[Stored dataset items]
+++

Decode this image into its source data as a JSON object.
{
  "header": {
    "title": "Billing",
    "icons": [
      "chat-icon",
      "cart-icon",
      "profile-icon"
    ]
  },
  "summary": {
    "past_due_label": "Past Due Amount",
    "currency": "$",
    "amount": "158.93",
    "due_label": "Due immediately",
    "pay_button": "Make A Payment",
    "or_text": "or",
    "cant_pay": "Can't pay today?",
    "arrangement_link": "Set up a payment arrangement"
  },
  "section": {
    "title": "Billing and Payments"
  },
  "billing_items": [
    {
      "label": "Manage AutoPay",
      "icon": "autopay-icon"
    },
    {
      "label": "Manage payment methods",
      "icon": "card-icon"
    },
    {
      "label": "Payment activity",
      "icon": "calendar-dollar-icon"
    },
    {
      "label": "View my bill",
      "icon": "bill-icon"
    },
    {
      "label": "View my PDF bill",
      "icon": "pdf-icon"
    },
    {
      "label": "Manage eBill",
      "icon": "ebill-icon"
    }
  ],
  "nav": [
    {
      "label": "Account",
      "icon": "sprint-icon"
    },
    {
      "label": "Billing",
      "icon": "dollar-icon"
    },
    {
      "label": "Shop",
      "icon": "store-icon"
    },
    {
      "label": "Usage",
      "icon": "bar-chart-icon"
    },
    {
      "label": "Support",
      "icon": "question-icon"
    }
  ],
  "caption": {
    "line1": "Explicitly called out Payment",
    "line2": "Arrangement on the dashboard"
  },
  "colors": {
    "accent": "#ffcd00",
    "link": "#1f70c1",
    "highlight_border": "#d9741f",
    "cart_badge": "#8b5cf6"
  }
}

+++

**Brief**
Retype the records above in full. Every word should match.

**Answer for the task**
Decode this image into its source data as a JSON object.
{
  "header": {
    "title": "Billing",
    "icons": [
      "chat-icon",
      "cart-icon",
      "profile-icon"
    ]
  },
  "summary": {
    "past_due_label": "Past Due Amount",
    "currency": "$",
    "amount": "158.93",
    "due_label": "Due immediately",
    "pay_button": "Make A Payment",
    "or_text": "or",
    "cant_pay": "Can't pay today?",
    "arrangement_link": "Set up a payment arrangement"
  },
  "section": {
    "title": "Billing and Payments"
  },
  "billing_items": [
    {
      "label": "Manage AutoPay",
      "icon": "autopay-icon"
    },
    {
      "label": "Manage payment methods",
      "icon": "card-icon"
    },
    {
      "label": "Payment activity",
      "icon": "calendar-dollar-icon"
    },
    {
      "label": "View my bill",
      "icon": "bill-icon"
    },
    {
      "label": "View my PDF bill",
      "icon": "pdf-icon"
    },
    {
      "label": "Manage eBill",
      "icon": "ebill-icon"
    }
  ],
  "nav": [
    {
      "label": "Account",
      "icon": "sprint-icon"
    },
    {
      "label": "Billing",
      "icon": "dollar-icon"
    },
    {
      "label": "Shop",
      "icon": "store-icon"
    },
    {
      "label": "Usage",
      "icon": "bar-chart-icon"
    },
    {
      "label": "Support",
      "icon": "question-icon"
    }
  ],
  "caption": {
    "line1": "Explicitly called out Payment",
    "line2": "Arrangement on the dashboard"
  },
  "colors": {
    "accent": "#ffcd00",
    "link": "#1f70c1",
    "highlight_border": "#d9741f",
    "cart_badge": "#8b5cf6"
  }
}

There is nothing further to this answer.